Look, I know what I know. I think
William Nordhaus shared the 2018 Nobel Memorial Prize in Economic Sciences, "for integrating climate change into long-run macroeconomic analysis,” with Paul Romer, "for integrating technological innovations into long-run macroeconomic analysis."
Frances Arnold, George Smith and Gregory Winter shared the 2018 Nobel Prize in Chemistry for using evolutionary principles to create highly efficient enzymes and antibodies, with numerous practical applications.
Frances H. Arnold, George P. Smith and Gregory P. Winter share the 2018 chemistry Nobel for developing evolutionary-based techniques that lead to the creation of new chemical entities with useful properties.
Arthur Ashkin, Gérard Mourou and Donna Strickland shared the Nobel Prize for finding ways to control and enhance laser light, leading to numerous common applications.
Arthur Ashkin, Gérard Mourou and Donna Strickland share the 2018 physics Nobel for their work with lasers that have led to numerous practical applications, such as eye surgery.
James P. Allison and and Tasuku Honjo shared the Nobel Prize for their discovery of inhibition of negative immune regulation, the basis of new drugs against cancer.
James P. Allison and Tasuku Honjo share the Nobel Prize for their work on harnessing the cancer patient's own immune system to destroy tumors.
Christine Blasey Ford's professional expertise came into play during her testimony regarding the Supreme Court nomination.
Astrophysicist and sports data scientist Meredith Wills talks about why a subtle change in major league baseballs may be behind the jump in home runs after 2014.
Bill & Melinda Gates Foundation CEO Sue Desmond-Hellmann talks about the just-issued Goalkeepers Report, tracking progress against poverty and disease even as the population keeps rising.
On International Talk Like a Pirate Day, here's an eye-patch-witness account of how science helps in all peg-leg walks of life, even piracy
Senior Editor Gary Stix talks about the September special issue of Scientific American, devoted to the science of being human. And Brown University evolutionary biologist Ken Miller discusses human chromosome 2 and what it tells us about us.
Castor canadensis constructed a continent
Stephen Asma, professor of philosophy at Columbia College Chicago, talks about his two latest books, The Evolution of Imagination and Why We Need Religion.

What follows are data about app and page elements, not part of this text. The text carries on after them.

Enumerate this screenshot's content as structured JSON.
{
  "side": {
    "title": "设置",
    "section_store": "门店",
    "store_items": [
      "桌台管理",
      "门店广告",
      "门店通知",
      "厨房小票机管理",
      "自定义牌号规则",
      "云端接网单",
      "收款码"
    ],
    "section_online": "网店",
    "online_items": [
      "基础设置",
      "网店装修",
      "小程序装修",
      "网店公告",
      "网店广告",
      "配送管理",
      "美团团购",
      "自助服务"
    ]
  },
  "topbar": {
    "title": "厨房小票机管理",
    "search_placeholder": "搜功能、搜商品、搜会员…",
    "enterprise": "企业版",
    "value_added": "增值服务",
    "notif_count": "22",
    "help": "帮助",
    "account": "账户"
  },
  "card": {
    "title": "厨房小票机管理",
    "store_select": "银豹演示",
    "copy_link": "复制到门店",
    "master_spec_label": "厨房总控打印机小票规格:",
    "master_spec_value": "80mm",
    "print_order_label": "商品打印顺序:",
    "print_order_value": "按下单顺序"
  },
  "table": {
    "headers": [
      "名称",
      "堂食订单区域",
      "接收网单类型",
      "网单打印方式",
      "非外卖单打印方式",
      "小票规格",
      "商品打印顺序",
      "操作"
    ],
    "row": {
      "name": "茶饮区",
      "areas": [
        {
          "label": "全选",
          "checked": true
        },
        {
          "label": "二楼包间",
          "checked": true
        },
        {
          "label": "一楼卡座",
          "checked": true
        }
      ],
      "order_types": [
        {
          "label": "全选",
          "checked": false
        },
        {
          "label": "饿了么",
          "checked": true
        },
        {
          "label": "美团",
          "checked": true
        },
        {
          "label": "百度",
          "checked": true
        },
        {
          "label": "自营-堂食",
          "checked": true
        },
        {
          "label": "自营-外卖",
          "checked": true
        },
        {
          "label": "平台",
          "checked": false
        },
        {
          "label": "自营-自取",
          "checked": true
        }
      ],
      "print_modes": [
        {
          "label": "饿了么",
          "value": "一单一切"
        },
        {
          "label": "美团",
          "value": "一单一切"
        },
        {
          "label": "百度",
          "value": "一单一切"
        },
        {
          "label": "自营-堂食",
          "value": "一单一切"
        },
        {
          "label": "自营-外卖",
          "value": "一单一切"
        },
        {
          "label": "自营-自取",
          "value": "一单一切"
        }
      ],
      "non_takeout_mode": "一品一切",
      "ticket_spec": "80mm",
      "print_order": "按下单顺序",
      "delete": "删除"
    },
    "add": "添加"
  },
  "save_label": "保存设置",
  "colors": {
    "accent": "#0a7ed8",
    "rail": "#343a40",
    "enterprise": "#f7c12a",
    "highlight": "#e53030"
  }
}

Recent research looks at basic bodily functions
NPR science journalist Richard Harris talks about his book, Rigor Mortis: How Sloppy Science Creates Worthless Cures, Crushes Hope and Wastes Billions.
The International Astronomical Union reports that there are now 79 known Jovian moons, with a dozen found last year.
Animals' inner lives are stranger than we can imagine
Wine book author Kevin Begos explains that just a few varieties of wine grapes dominate the industry, which leaves them vulnerable to potentially catastrophic disease outbreaks.